> [Work to complete]
Using the listing below, determine the count of lines with the word "Desktop" and reply only with it.

____ Data under study

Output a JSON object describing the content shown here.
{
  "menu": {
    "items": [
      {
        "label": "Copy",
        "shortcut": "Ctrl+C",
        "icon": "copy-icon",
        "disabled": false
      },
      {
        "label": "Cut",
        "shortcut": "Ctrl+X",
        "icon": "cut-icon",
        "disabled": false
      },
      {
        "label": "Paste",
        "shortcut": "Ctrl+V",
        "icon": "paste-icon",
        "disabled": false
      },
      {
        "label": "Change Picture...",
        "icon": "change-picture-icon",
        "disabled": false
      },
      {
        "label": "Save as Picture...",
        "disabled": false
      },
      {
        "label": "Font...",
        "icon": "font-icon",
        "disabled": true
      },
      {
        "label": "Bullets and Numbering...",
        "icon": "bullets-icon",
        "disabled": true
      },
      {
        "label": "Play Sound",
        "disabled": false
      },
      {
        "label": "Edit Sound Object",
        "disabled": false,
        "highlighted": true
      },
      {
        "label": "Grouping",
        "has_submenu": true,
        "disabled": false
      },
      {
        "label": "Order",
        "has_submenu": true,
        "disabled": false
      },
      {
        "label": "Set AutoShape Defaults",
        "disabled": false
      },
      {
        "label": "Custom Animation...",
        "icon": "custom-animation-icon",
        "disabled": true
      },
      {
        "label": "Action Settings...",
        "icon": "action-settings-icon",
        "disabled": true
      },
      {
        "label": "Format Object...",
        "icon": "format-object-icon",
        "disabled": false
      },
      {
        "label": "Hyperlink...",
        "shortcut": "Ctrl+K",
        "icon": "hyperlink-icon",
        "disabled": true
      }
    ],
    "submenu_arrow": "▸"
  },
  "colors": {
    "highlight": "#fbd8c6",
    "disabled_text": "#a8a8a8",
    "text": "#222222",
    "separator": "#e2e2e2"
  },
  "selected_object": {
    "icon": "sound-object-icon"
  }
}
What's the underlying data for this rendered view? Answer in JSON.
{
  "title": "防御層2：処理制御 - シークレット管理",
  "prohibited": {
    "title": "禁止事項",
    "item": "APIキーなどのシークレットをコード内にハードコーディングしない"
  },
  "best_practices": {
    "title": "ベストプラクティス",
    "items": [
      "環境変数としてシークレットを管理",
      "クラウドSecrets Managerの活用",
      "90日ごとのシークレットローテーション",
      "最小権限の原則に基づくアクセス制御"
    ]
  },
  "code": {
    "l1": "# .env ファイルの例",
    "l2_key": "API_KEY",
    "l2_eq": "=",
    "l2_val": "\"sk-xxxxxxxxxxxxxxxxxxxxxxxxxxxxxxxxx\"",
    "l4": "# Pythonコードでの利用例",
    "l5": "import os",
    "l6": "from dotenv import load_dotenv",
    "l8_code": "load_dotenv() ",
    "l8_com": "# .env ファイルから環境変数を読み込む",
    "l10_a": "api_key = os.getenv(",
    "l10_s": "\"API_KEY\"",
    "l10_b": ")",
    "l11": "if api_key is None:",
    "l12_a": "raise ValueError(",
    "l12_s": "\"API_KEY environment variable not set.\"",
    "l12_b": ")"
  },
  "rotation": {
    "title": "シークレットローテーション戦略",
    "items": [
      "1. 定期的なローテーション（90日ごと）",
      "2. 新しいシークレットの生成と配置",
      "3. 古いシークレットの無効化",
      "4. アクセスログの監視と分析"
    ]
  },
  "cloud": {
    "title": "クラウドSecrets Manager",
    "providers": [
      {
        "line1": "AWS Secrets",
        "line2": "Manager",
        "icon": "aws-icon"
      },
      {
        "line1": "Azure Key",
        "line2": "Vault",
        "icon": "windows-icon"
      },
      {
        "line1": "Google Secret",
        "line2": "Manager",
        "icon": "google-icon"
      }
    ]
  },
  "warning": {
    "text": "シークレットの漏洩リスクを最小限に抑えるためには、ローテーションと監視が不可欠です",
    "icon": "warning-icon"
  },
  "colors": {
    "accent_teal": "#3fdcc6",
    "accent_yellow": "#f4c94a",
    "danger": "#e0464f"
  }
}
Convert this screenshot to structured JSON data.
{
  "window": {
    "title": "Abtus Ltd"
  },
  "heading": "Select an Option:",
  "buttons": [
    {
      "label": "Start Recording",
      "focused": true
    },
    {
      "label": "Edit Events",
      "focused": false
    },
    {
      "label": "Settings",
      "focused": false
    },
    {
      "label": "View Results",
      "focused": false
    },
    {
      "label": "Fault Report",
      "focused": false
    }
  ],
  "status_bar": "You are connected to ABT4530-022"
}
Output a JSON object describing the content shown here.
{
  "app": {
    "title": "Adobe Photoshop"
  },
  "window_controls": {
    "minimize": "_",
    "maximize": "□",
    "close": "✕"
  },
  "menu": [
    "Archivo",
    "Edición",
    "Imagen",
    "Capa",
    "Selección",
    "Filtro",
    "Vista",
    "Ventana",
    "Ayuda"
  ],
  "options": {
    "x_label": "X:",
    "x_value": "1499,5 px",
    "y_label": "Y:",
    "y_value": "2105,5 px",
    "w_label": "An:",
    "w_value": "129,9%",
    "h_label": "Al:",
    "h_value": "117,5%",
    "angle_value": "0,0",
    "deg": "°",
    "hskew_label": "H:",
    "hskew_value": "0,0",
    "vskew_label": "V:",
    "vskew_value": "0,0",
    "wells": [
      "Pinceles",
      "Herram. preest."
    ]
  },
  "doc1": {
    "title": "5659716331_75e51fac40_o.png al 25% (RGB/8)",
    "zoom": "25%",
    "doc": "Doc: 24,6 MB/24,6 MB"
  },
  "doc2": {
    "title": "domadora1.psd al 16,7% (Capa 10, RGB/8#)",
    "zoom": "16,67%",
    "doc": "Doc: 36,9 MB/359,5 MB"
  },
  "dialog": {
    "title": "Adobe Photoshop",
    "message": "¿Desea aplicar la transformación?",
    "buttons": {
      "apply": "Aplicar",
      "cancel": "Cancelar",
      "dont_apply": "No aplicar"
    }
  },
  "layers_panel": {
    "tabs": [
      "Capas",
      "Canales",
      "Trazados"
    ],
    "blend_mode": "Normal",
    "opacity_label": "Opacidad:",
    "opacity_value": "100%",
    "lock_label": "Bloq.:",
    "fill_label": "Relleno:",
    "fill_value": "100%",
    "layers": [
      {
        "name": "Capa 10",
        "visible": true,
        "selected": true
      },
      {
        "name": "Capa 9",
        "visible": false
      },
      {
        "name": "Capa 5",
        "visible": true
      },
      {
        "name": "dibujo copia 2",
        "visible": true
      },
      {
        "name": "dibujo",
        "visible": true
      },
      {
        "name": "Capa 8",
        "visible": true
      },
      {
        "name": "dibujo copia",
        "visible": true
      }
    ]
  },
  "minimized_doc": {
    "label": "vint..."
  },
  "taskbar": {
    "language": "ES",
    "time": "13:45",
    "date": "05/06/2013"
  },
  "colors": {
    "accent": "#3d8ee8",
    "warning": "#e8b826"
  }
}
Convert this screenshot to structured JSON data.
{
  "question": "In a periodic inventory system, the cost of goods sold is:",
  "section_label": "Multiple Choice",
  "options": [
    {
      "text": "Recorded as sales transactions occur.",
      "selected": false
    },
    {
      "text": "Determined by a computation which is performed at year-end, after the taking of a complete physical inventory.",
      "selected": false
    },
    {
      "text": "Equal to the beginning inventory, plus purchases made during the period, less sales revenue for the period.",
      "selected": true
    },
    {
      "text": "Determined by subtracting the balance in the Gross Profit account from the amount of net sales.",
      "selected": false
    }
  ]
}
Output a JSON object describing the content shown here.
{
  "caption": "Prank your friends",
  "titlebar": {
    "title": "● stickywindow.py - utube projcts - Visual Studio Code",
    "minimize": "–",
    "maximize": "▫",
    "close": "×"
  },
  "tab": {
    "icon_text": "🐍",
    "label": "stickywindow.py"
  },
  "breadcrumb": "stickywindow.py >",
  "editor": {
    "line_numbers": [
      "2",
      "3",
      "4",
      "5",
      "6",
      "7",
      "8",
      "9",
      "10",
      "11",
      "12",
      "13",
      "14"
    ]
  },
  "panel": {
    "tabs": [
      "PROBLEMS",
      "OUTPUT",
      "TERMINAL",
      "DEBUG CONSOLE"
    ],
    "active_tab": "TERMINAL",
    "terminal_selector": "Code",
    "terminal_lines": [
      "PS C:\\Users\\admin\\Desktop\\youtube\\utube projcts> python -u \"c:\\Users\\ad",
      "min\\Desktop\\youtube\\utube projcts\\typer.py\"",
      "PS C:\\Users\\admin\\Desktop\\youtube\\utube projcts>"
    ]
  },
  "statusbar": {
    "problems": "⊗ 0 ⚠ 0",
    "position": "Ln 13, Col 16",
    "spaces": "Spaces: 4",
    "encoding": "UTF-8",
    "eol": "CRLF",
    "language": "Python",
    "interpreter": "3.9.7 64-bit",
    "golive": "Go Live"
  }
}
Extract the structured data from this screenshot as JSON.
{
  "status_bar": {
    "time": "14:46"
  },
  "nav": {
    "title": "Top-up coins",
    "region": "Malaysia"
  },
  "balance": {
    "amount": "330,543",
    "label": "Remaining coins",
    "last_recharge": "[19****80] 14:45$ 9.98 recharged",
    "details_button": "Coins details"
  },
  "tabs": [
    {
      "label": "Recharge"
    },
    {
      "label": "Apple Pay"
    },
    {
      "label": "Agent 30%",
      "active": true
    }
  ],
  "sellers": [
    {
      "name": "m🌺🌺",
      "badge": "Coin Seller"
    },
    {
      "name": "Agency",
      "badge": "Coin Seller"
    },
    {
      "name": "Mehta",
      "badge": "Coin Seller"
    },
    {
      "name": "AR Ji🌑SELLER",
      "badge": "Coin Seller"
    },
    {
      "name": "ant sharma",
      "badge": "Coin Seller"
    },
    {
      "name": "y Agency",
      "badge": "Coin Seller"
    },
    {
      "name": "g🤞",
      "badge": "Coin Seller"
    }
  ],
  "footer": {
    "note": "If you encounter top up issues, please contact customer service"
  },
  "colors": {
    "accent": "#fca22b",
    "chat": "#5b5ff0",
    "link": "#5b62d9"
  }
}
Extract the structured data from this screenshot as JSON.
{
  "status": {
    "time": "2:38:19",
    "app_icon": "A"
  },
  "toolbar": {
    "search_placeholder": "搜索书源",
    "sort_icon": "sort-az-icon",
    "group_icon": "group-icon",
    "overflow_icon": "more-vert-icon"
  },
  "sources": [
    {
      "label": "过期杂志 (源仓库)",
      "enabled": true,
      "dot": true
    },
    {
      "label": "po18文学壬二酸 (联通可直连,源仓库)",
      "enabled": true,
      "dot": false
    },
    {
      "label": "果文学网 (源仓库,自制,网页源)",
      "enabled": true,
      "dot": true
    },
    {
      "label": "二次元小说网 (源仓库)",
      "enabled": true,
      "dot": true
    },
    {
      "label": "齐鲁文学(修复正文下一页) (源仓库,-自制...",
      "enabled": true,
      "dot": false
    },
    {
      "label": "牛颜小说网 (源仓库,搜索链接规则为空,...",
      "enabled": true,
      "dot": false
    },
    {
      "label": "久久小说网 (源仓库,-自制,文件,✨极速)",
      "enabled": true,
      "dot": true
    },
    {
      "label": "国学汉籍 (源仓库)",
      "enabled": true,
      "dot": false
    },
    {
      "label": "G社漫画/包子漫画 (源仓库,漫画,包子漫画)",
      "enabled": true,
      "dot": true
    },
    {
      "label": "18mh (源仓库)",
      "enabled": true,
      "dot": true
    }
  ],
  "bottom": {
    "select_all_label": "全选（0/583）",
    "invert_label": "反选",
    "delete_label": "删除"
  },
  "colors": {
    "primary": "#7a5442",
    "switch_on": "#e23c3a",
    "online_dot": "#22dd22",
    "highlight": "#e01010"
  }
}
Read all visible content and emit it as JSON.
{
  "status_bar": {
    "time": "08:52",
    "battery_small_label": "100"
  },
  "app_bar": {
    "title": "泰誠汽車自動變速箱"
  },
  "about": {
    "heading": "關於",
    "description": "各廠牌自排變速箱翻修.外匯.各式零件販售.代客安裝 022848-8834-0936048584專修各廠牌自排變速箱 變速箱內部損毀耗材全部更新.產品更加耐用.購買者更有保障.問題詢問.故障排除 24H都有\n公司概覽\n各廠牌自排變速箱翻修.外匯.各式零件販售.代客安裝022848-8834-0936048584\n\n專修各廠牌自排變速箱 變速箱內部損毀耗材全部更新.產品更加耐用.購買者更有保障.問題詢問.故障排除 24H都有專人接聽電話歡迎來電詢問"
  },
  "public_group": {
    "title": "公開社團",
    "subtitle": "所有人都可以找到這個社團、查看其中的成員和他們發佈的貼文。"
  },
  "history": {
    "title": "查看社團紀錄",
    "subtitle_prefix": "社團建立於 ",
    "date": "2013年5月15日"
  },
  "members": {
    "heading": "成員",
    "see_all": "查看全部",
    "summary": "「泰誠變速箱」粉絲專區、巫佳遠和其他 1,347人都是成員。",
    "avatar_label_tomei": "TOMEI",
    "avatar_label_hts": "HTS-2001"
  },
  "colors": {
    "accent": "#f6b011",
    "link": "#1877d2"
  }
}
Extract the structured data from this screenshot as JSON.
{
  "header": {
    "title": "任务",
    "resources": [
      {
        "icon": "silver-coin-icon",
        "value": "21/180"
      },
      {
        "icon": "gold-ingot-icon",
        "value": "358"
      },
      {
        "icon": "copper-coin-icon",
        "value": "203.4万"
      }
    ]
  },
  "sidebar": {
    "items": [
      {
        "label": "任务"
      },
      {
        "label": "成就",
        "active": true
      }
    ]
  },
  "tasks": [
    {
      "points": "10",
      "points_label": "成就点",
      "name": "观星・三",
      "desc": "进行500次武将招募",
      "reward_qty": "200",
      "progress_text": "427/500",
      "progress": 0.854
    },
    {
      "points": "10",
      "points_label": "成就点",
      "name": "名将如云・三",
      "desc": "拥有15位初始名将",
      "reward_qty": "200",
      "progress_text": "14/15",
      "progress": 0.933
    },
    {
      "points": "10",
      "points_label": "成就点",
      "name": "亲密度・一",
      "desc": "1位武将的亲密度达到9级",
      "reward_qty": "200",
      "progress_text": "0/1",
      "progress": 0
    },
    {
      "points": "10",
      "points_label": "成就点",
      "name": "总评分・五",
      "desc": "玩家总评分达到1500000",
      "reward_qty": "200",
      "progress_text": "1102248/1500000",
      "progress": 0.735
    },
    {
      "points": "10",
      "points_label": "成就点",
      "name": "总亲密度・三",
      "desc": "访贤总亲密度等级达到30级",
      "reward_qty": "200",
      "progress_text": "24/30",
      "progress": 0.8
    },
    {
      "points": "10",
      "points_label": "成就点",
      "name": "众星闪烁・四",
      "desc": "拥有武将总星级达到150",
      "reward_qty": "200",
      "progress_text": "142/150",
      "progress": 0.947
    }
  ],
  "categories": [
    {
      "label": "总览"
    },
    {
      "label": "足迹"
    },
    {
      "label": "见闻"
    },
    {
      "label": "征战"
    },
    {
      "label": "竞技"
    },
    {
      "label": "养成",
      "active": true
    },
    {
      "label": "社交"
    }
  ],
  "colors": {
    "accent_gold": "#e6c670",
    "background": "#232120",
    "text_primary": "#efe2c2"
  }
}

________

> [Exercise output]
3